Glen Campbell Offers Case Study of Music's Power in Face of Alzheimer's
This week I had the television on for background noise while I was eating dinner. My attention was suddenly grabbed by the promotion of a story on Glen Campbell.
As I’ve noted in an earlier sharepost, the legendary musician and songwriter is grappling with Alzheimer’s and is currently living in a full-time care facility. The TV story was about a soon-to-be released documentary called “Glen Campbell…I’ll Be Me” that is scheduled to be released in wider distribution in late October. This documentary, which focuses on Campbell’s final tour as well as his struggle with Alzheimer’s disease, already has won the Gibson Music City/Music City Films Grand Jury Prize at the Nashville Film Festival earlier this year. Country Weekly reported that the documentary was recognized because it shared “an intimate and honest portrayal of a music legend’s battle with Alzheimer’s. Glen Campbell ... I’ll Be Me captures a family’s commitment to love and laugh through the adversity of a debilitating disease.”
In the TV story that aired, people talked about how surprised they were that Campbell has continued to be able to play his songs and to sing them. However, research continues to emerge about how music supports brain function. A 2013 National Endowment of the Arts report entitled “Arts and the Aging: Building the Science” pointed out the following:
- Musicians’ brains show different types of growth than people who don’t play music. A neuroscientist pointed out that musicians have a significantly larger corpus callosum, especially in the interior two-thirds of that region. (This part of the brain is responsible for linking the two cerebral hemispheres and allowing the brain’s two sides to communicate with each other.) There also were variations in this brain growth based on the intensity of music training that the individual undertook as well as the type of instrument that was played.
- Researchers have found that music can improve neuropsychiatric symptoms, such as reduced aggression or agitation, in people who have dementia. Furthermore, several music interventions improved the quality of life.
- Studies also have shown that people with Alzheimer’s disease often retain their music skills and music memory while their other cognitive skills and communication skills diminish. In a review of 24 studies that involved listening to live or recorded music, singing, playing instruments, music therapy or combining music with movement, researchers found that music interventions resulted in a decrease in some negative parts of the condition, including wandering, aggression, agitation, anxiety and depression. A few studies found improvement in memory and language, but researchers were cautious about these findings because of research design shortcomings.

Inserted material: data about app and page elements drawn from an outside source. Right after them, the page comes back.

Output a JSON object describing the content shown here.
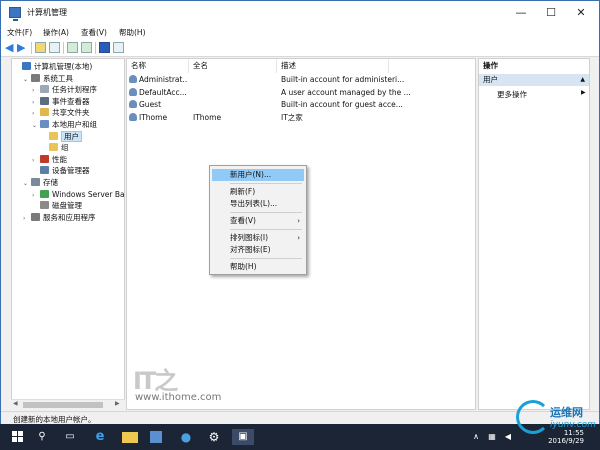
{
  "window": {
    "title": "计算机管理"
  },
  "window_buttons": {
    "minimize": "—",
    "maximize": "☐",
    "close": "✕"
  },
  "menu": [
    "文件(F)",
    "操作(A)",
    "查看(V)",
    "帮助(H)"
  ],
  "tree": [
    {
      "label": "计算机管理(本地)",
      "level": 0,
      "toggle": "",
      "icon_color": "#3a76c4"
    },
    {
      "label": "系统工具",
      "level": 1,
      "toggle": "⌄",
      "icon_color": "#7a7a7a"
    },
    {
      "label": "任务计划程序",
      "level": 2,
      "toggle": "›",
      "icon_color": "#9aa9b5"
    },
    {
      "label": "事件查看器",
      "level": 2,
      "toggle": "›",
      "icon_color": "#5b6d80"
    },
    {
      "label": "共享文件夹",
      "level": 2,
      "toggle": "›",
      "icon_color": "#e0b74a"
    },
    {
      "label": "本地用户和组",
      "level": 2,
      "toggle": "⌄",
      "icon_color": "#6a8fbf"
    },
    {
      "label": "用户",
      "level": 3,
      "toggle": "",
      "icon_color": "#e8c45a",
      "selected": true
    },
    {
      "label": "组",
      "level": 3,
      "toggle": "",
      "icon_color": "#e8c45a"
    },
    {
      "label": "性能",
      "level": 2,
      "toggle": "›",
      "icon_color": "#c0392b"
    },
    {
      "label": "设备管理器",
      "level": 2,
      "toggle": "",
      "icon_color": "#5a7ea8"
    },
    {
      "label": "存储",
      "level": 1,
      "toggle": "⌄",
      "icon_color": "#7a8a99"
    },
    {
      "label": "Windows Server Back",
      "level": 2,
      "toggle": "›",
      "icon_color": "#3fa34d"
    },
    {
      "label": "磁盘管理",
      "level": 2,
      "toggle": "",
      "icon_color": "#8a8a8a"
    },
    {
      "label": "服务和应用程序",
      "level": 1,
      "toggle": "›",
      "icon_color": "#7a7a7a"
    }
  ],
  "list": {
    "columns": [
      "名称",
      "全名",
      "描述"
    ],
    "rows": [
      {
        "name": "Administrat...",
        "fullname": "",
        "desc": "Built-in account for administeri..."
      },
      {
        "name": "DefaultAcc...",
        "fullname": "",
        "desc": "A user account managed by the ..."
      },
      {
        "name": "Guest",
        "fullname": "",
        "desc": "Built-in account for guest acce..."
      },
      {
        "name": "IThome",
        "fullname": "IThome",
        "desc": "IT之家"
      }
    ]
  },
  "context_menu": [
    {
      "label": "新用户(N)...",
      "highlight": true
    },
    {
      "sep": true
    },
    {
      "label": "刷新(F)"
    },
    {
      "label": "导出列表(L)..."
    },
    {
      "sep": true
    },
    {
      "label": "查看(V)",
      "submenu": true
    },
    {
      "sep": true
    },
    {
      "label": "排列图标(I)",
      "submenu": true
    },
    {
      "label": "对齐图标(E)"
    },
    {
      "sep": true
    },
    {
      "label": "帮助(H)"
    }
  ],
  "actions": {
    "header": "操作",
    "group": "用户",
    "group_arrow": "▲",
    "more": "更多操作",
    "more_arrow": "▶"
  },
  "status": "创建新的本地用户帐户。",
  "watermark": {
    "logo": "IT之",
    "site": "www.ithome.com"
  },
  "taskbar": {
    "time": "11:55",
    "date": "2016/9/29"
  },
  "badge": {
    "title": "运维网",
    "url": "iyunv.com"
  },
  "colors": {
    "accent": "#2d7be0",
    "highlight": "#91c9f7",
    "selection": "#cce4f7"
  }
}
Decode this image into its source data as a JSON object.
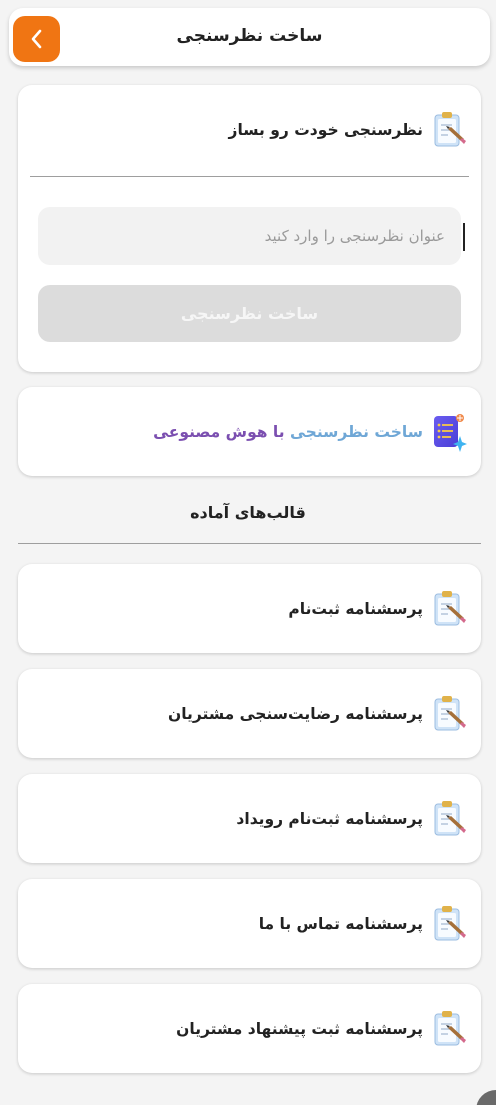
{
  "header": {
    "title": "ساخت نظرسنجی",
    "back_icon": "chevron-left-icon",
    "back_color": "#f07513"
  },
  "creator": {
    "heading": "نظرسنجی خودت رو بساز",
    "icon": "clipboard-icon",
    "input_placeholder": "عنوان نظرسنجی را وارد کنید",
    "input_value": "",
    "create_label": "ساخت نظرسنجی"
  },
  "ai": {
    "label_part1": "ساخت نظرسنجی",
    "label_part2": " با هوش مصنوعی",
    "icon": "ai-document-icon",
    "gradient_from": "#6fa7d6",
    "gradient_to": "#7b4fb0"
  },
  "templates": {
    "section_title": "قالب‌های آماده",
    "items": [
      {
        "label": "پرسشنامه ثبت‌نام",
        "icon": "clipboard-icon"
      },
      {
        "label": "پرسشنامه رضایت‌سنجی مشتریان",
        "icon": "clipboard-icon"
      },
      {
        "label": "پرسشنامه ثبت‌نام رویداد",
        "icon": "clipboard-icon"
      },
      {
        "label": "پرسشنامه تماس با ما",
        "icon": "clipboard-icon"
      },
      {
        "label": "پرسشنامه ثبت پیشنهاد مشتریان",
        "icon": "clipboard-icon"
      }
    ]
  }
}
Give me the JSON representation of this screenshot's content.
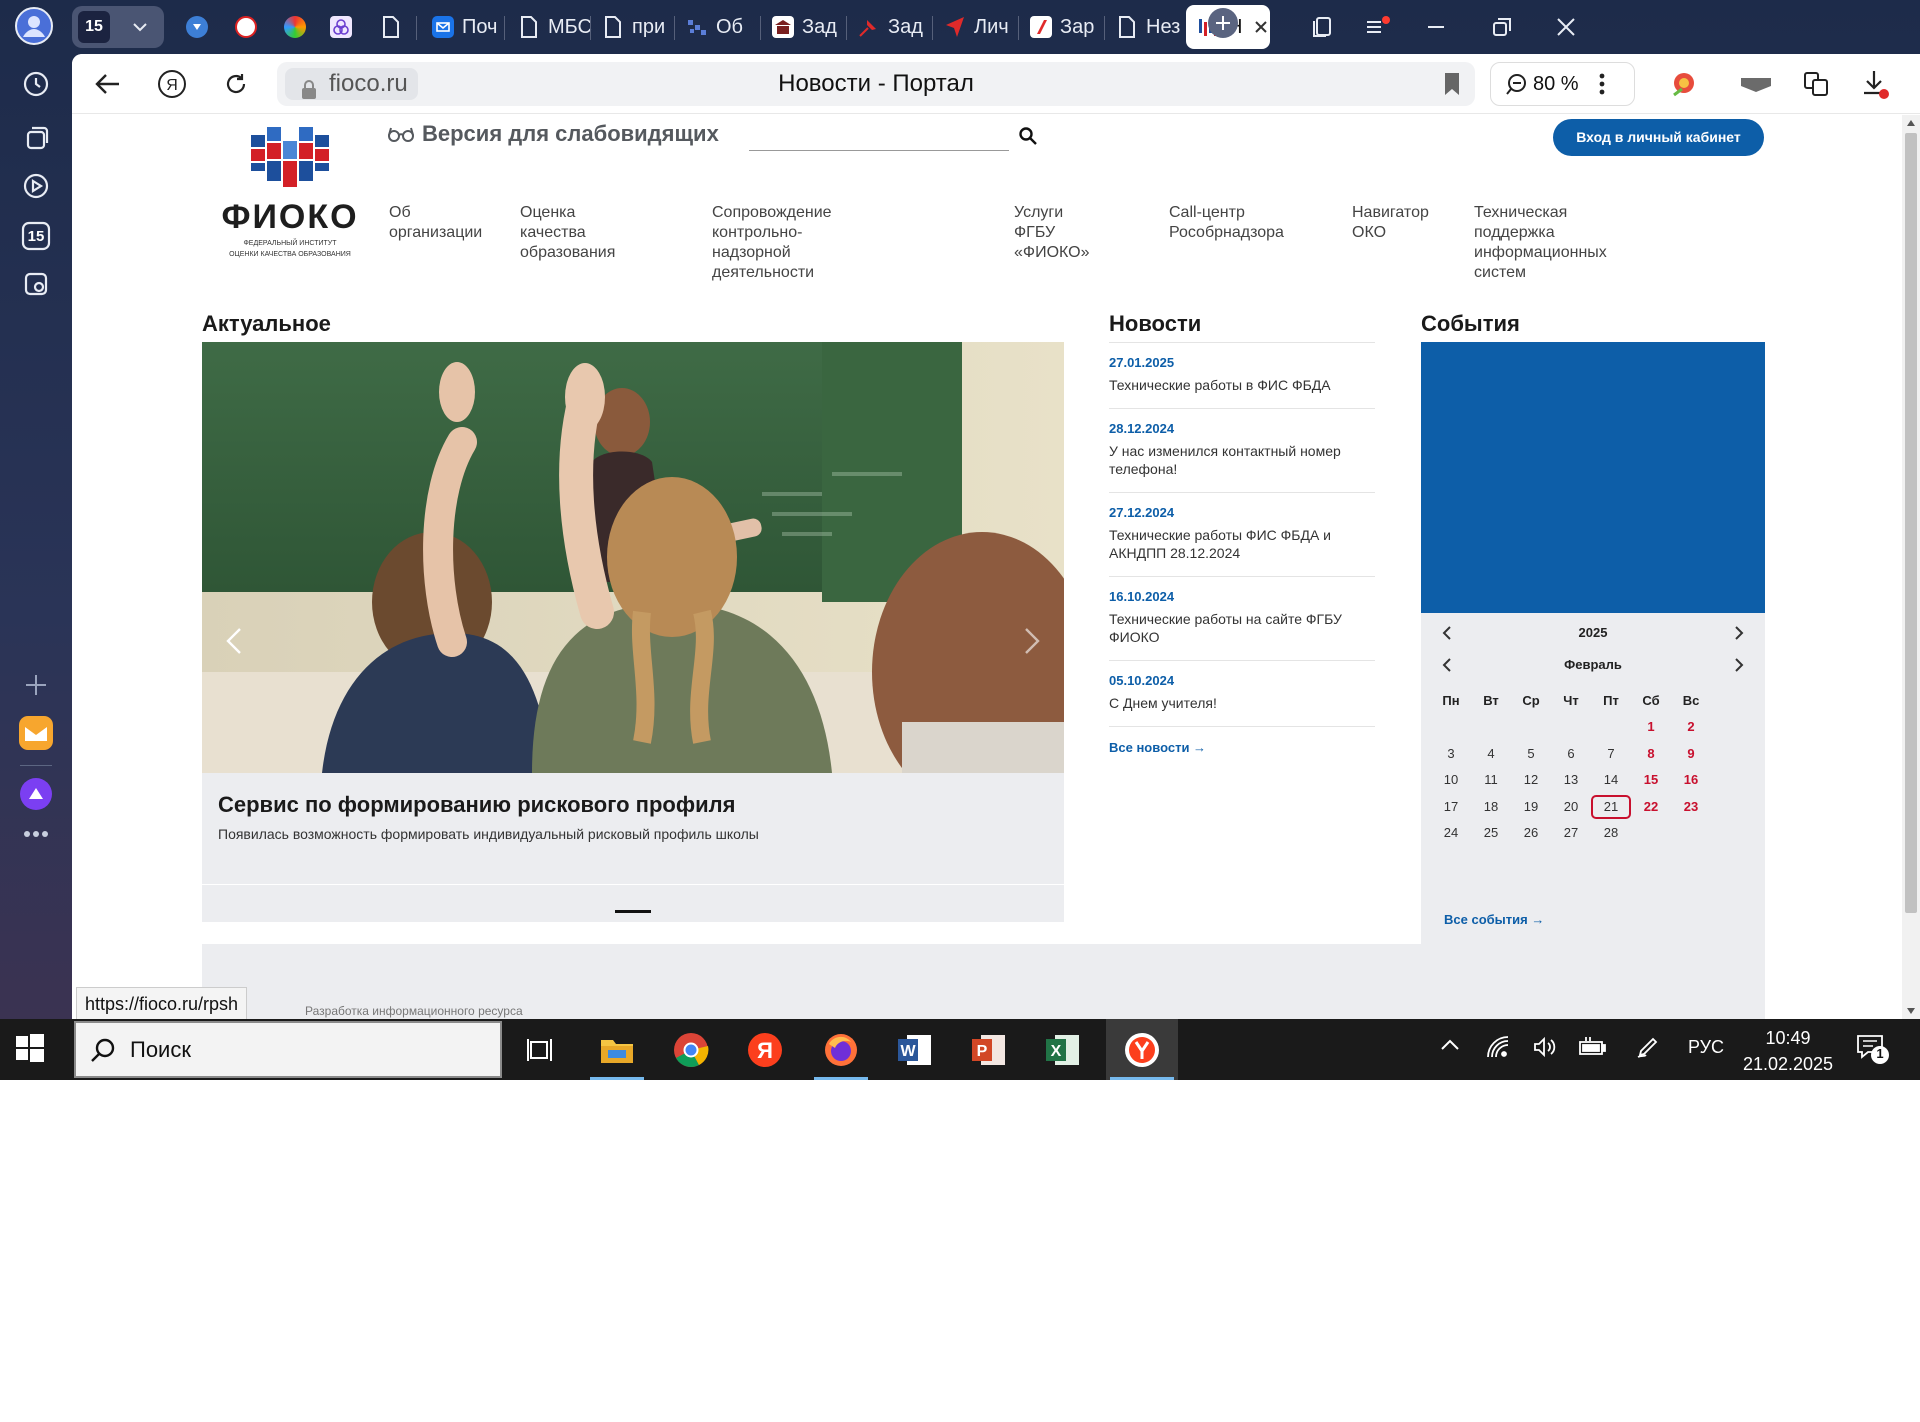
{
  "browser": {
    "sidebar_badge": "15",
    "tab_count": "15",
    "tabs": [
      {
        "label": "Поч"
      },
      {
        "label": "МБС"
      },
      {
        "label": "при"
      },
      {
        "label": "Об"
      },
      {
        "label": "Зад"
      },
      {
        "label": "Зад"
      },
      {
        "label": "Лич"
      },
      {
        "label": "Зар"
      },
      {
        "label": "Нез"
      },
      {
        "label": "Н"
      }
    ],
    "address": {
      "domain": "fioco.ru",
      "page_title": "Новости - Портал"
    },
    "zoom": "80 %",
    "status_url": "https://fioco.ru/rpsh"
  },
  "site": {
    "logo": {
      "name": "ФИОКО",
      "subtitle_line1": "ФЕДЕРАЛЬНЫЙ ИНСТИТУТ",
      "subtitle_line2": "ОЦЕНКИ КАЧЕСТВА ОБРАЗОВАНИЯ"
    },
    "vision_link": "Версия для слабовидящих",
    "login_button": "Вход в личный кабинет",
    "nav": [
      "Об\nорганизации",
      "Оценка качества\nобразования",
      "Сопровождение контрольно-\nнадзорной деятельности",
      "Услуги ФГБУ\n«ФИОКО»",
      "Call-центр\nРособрнадзора",
      "Навигатор\nОКО",
      "Техническая поддержка\nинформационных систем"
    ],
    "actual": {
      "title": "Актуальное",
      "slide_title": "Сервис по формированию рискового профиля",
      "slide_desc": "Появилась возможность формировать индивидуальный рисковый профиль школы"
    },
    "news": {
      "title": "Новости",
      "items": [
        {
          "date": "27.01.2025",
          "text": "Технические работы в ФИС ФБДА"
        },
        {
          "date": "28.12.2024",
          "text": "У нас изменился контактный номер телефона!"
        },
        {
          "date": "27.12.2024",
          "text": "Технические работы ФИС ФБДА и АКНДПП 28.12.2024"
        },
        {
          "date": "16.10.2024",
          "text": "Технические работы на сайте ФГБУ ФИОКО"
        },
        {
          "date": "05.10.2024",
          "text": "С Днем учителя!"
        }
      ],
      "all_link": "Все новости →"
    },
    "events": {
      "title": "События",
      "year": "2025",
      "month": "Февраль",
      "weekdays": [
        "Пн",
        "Вт",
        "Ср",
        "Чт",
        "Пт",
        "Сб",
        "Вс"
      ],
      "weeks": [
        [
          "",
          "",
          "",
          "",
          "",
          "1",
          "2"
        ],
        [
          "3",
          "4",
          "5",
          "6",
          "7",
          "8",
          "9"
        ],
        [
          "10",
          "11",
          "12",
          "13",
          "14",
          "15",
          "16"
        ],
        [
          "17",
          "18",
          "19",
          "20",
          "21",
          "22",
          "23"
        ],
        [
          "24",
          "25",
          "26",
          "27",
          "28",
          "",
          ""
        ]
      ],
      "today": "21",
      "all_link": "Все события →"
    },
    "footer_partial": "Разработка информационного ресурса"
  },
  "taskbar": {
    "search_placeholder": "Поиск",
    "language": "РУС",
    "time": "10:49",
    "date": "21.02.2025",
    "notification_count": "1"
  },
  "colors": {
    "brand_blue": "#0d5ea8",
    "weekend_red": "#c8102e"
  }
}
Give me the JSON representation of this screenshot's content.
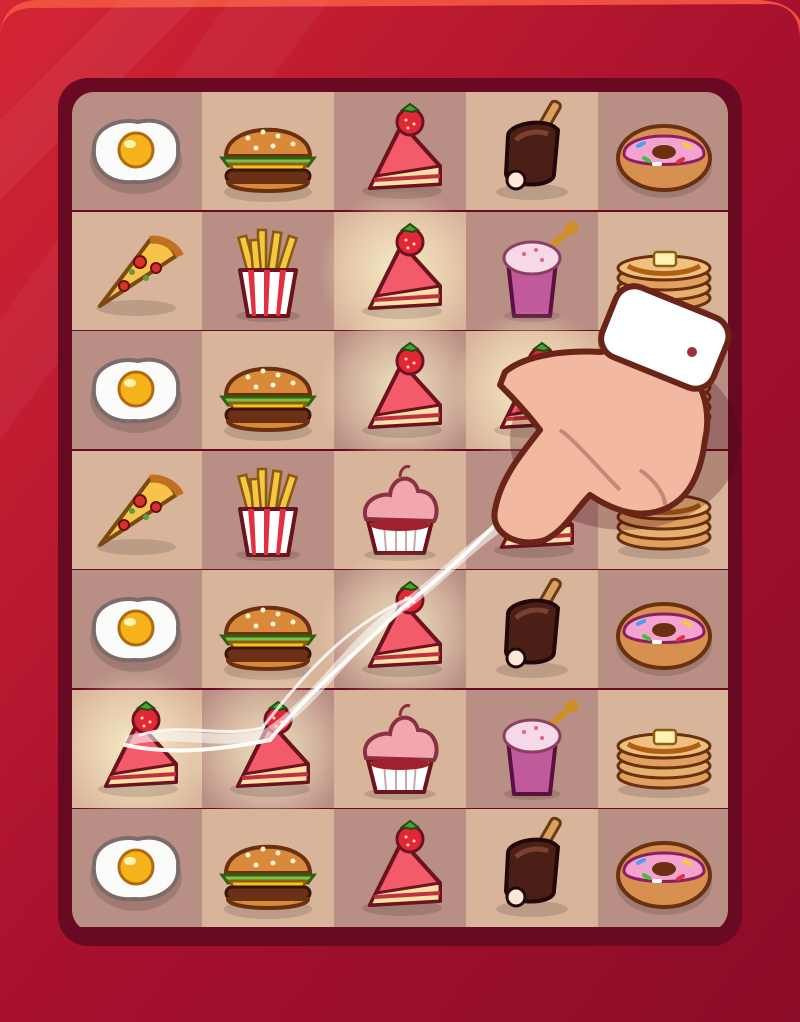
{
  "game": {
    "board": {
      "rows": 7,
      "cols": 5,
      "grid": [
        [
          "egg",
          "burger",
          "cake",
          "icecream",
          "donut"
        ],
        [
          "pizza",
          "fries",
          "cake",
          "shake",
          "pancakes"
        ],
        [
          "egg",
          "burger",
          "cake",
          "cake",
          "pancakes"
        ],
        [
          "pizza",
          "fries",
          "cupcake",
          "cake",
          "pancakes"
        ],
        [
          "egg",
          "burger",
          "cake",
          "icecream",
          "donut"
        ],
        [
          "cake",
          "cake",
          "cupcake",
          "shake",
          "pancakes"
        ],
        [
          "egg",
          "burger",
          "cake",
          "icecream",
          "donut"
        ]
      ],
      "highlighted": [
        [
          1,
          2
        ],
        [
          2,
          2
        ],
        [
          2,
          3
        ],
        [
          4,
          2
        ],
        [
          5,
          0
        ],
        [
          5,
          1
        ]
      ],
      "connected_path": [
        [
          5,
          0
        ],
        [
          5,
          1
        ],
        [
          4,
          2
        ],
        [
          3,
          3
        ]
      ]
    },
    "tutorial_hint": "pointing-hand-icon"
  },
  "colors": {
    "frame": "#a8112e",
    "frame_highlight": "#d82a33",
    "board_border": "#6a0a22",
    "tile_light": "#d8b49b",
    "tile_dark": "#b98e84",
    "glow": "#fff6c8"
  }
}
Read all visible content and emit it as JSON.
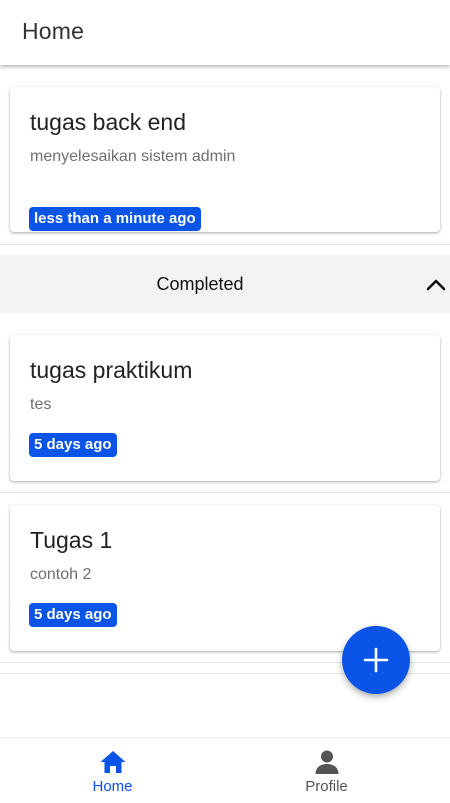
{
  "app_bar": {
    "title": "Home"
  },
  "tasks": [
    {
      "title": "tugas back end",
      "description": "menyelesaikan sistem admin",
      "time": "less than a minute ago"
    }
  ],
  "completed_section": {
    "title": "Completed",
    "icon": "chevron-up-icon",
    "tasks": [
      {
        "title": "tugas praktikum",
        "description": "tes",
        "time": "5 days ago"
      },
      {
        "title": "Tugas 1",
        "description": "contoh 2",
        "time": "5 days ago"
      }
    ]
  },
  "fab": {
    "icon": "plus-icon"
  },
  "bottom_nav": {
    "items": [
      {
        "label": "Home",
        "icon": "home-icon",
        "active": true
      },
      {
        "label": "Profile",
        "icon": "person-icon",
        "active": false
      }
    ]
  },
  "colors": {
    "accent": "#0a55e8",
    "inactive": "#555555",
    "section_bg": "#f2f3f5"
  }
}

“So far, participation in arts interventions has been linked with improving cognitive function and memory, general self-esteem and well-being as well as reducing stress and other common symptoms of dementia, such as aggression, agitation and apathy,” the NEA report stated. “Some interventions promote social interaction, which has multiple psychosocial benefits.”
So how can you incorporate music into the daily routine of a loved one with dementia? The Alzheimer’s Foundation of America recommends the following:
- Select songs from a person’s earlier days. For instance, the top 10 songs from the loved one’s young adult years when they would have been between 18 and 25 years of age often trigger the strongest responses and can spark engagement. Childhood songs also can be beneficial, especially in the latter stages of dementia.
- Consider the type of music being played, based on the loved one’s needs. Calming music can help ease stressful responses, such as agitation. In comparison, songs with a lot of percussion can promote movement and might help a person with dementia complete activities of daily living.
Primary Sources for This Sharepost:
Clair, A. A. (ND). Education and care. Alzheimer’s Foundation of America.
ETOnline. (2014). Country legend Glen Campbell refuses to be silenced by Alzheimer’s.
National Endowment for the Arts. (2013). The arts and aging: Building the science.
Paxman, B. (2014). Glen Campbell documentary receives Nashville Film Festival award. Country Weekly.
Shanahan, M. & Goldstein, M. (2014). ‘Glen Campbell’ screening is a family affair. The Boston Globe.